El SalvadorNo, generally invalid and unenforceable because they violate the constitutional right to work, but there is no case precedent on point. Although enforceability is unlikely, clauses are sometimes included in managers’ employment contracts.If included in employment contract, advisable to have a short time period.If included in employment contract, advisable to have a limited geographical scope.None required by law, but probably would increase enforceability if paid.
EcuadorNo, due to unlimited right to work guaranteed under Ecuadorian Constitution. But, like Mexico, possibly enforceable if included in a civil law agreement.If included in a civil law contract, advisable to have a short time period.If included in a civil law contract, advisable to limit geographical scope to territory where the employer is located.Not required by law.
GuatemalaUncertain due to lack of case precedent.No case precedent. Advisable to have a reasonably short time period.No case precedent. Advisable to have a reasonable geographical restriction.None required by law, but probably would increase enforceability if paid.
HondurasNo, because non-compete clause violates employees’ constitutional right to work.N/AN/AN/A
MexicoNo, because they violate employees’ constitutional right to work. However if additional compensation is paid, employee would have to reimburse compensation if he/she wants the agreement to be declared null and void.In principle, restrictive covenant agreements are considered null and void. However, if an agreement is executed with consideration payment, time restrictions must be reasonable under specific circumstances.In principle, restrictive covenant agreements are considered null and void. However if an agreement is executed with consideration payment, geographical scope must be reasonable under specific circumstances.Yes, as the compensation will be the tool to guarantee some deterrent for the former employee to compete.

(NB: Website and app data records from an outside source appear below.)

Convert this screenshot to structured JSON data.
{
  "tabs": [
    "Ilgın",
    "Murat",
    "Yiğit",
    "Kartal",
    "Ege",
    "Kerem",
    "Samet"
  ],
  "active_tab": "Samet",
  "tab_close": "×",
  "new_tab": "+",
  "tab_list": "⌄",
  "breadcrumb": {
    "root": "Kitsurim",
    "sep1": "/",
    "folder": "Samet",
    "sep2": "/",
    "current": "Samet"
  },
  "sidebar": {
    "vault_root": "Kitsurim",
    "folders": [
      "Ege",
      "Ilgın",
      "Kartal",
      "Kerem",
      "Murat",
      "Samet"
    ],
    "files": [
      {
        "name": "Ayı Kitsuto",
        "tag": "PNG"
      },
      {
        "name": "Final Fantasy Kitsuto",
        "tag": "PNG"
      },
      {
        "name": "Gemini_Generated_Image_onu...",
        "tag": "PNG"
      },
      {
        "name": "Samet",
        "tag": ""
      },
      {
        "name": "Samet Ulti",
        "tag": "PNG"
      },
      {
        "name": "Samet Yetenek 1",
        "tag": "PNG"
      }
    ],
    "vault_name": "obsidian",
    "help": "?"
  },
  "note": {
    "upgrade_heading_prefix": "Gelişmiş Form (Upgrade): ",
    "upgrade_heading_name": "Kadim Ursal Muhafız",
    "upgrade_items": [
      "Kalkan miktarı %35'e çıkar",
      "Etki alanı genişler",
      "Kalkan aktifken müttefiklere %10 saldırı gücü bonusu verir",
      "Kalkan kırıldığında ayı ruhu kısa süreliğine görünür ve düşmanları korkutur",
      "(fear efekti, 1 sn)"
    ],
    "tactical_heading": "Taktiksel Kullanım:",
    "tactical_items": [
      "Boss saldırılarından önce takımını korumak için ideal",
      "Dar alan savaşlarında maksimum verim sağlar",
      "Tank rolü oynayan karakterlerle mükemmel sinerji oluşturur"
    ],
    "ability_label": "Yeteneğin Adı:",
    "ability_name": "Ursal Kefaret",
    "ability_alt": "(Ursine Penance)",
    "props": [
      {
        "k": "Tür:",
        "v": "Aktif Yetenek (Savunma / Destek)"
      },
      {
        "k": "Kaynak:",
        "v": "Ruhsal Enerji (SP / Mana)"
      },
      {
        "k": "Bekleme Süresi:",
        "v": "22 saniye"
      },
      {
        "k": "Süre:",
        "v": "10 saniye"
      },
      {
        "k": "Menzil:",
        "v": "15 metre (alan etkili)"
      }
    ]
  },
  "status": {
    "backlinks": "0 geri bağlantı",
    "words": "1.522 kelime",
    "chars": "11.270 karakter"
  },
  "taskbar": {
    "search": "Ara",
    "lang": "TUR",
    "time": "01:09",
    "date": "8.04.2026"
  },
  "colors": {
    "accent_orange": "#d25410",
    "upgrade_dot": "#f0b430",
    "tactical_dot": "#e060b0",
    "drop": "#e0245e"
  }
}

NicaraguaYes, primarily for employees in senior management, technical and professional positions if terms of noncompete are reasonable and do not unduly restrict employees’ constitutional right to work, freedom of association and freedom to choose their profession or trade information.Must be reasonable and for up to two years, maximum consistent with the regional labor doctrine.Must be reasonable, but limited to the geographical area covered by the company’s commercial activity.Not required by law.
PanamaNo, because they violate employees’ constitutional right to work.N/AN/AN/A
ParaguayYes, but very difficult to enforce due to the constitutional right to choose work and the provisions of Section 10 of the Labour Code.Must be reasonable, but not exceed 12 months.Must be reasonable.Not required by law.
PeruYes, if provisions are reasonable and do not restrict employees’ constitutional right to work.Must be reasonable.Must be reasonable, usually limited to the geographical area where employee worked or served.Not required by law, but if paid, increases enforceability.
UruguayYes, if narrowly tailored and does not unduly restrict employees’ constitutional right to work. The higher the position and remuneration, the more justified the obligation not to compete after termination of the employment relationship.Must be reasonable. Easier to enforce if up to six months.Must be a reasonable geographical scope such as the territory in which the employee has rendered services for the employer.Nor required by law, but if restrictive period is more than six months, advisable to pay employee or period in excess of six months (because mandatory termination indemnities under Uruguayan law is up to six months’ pay).
VenezuelaYes, for upper management employees, provided covenant is entered into at the start of employment, and must be narrowly drafted to respect employee’s fundamental right to work, the right of association, and the freedom to choose one’s profession or occupation.Up to six months.Must be reasonable, usually limited to the geographical area where employee worked or served.Yes, the law does not specify amount of compensation, but usually it is equal to the base salary that employee would have earned if employee continued working during the restrictive period.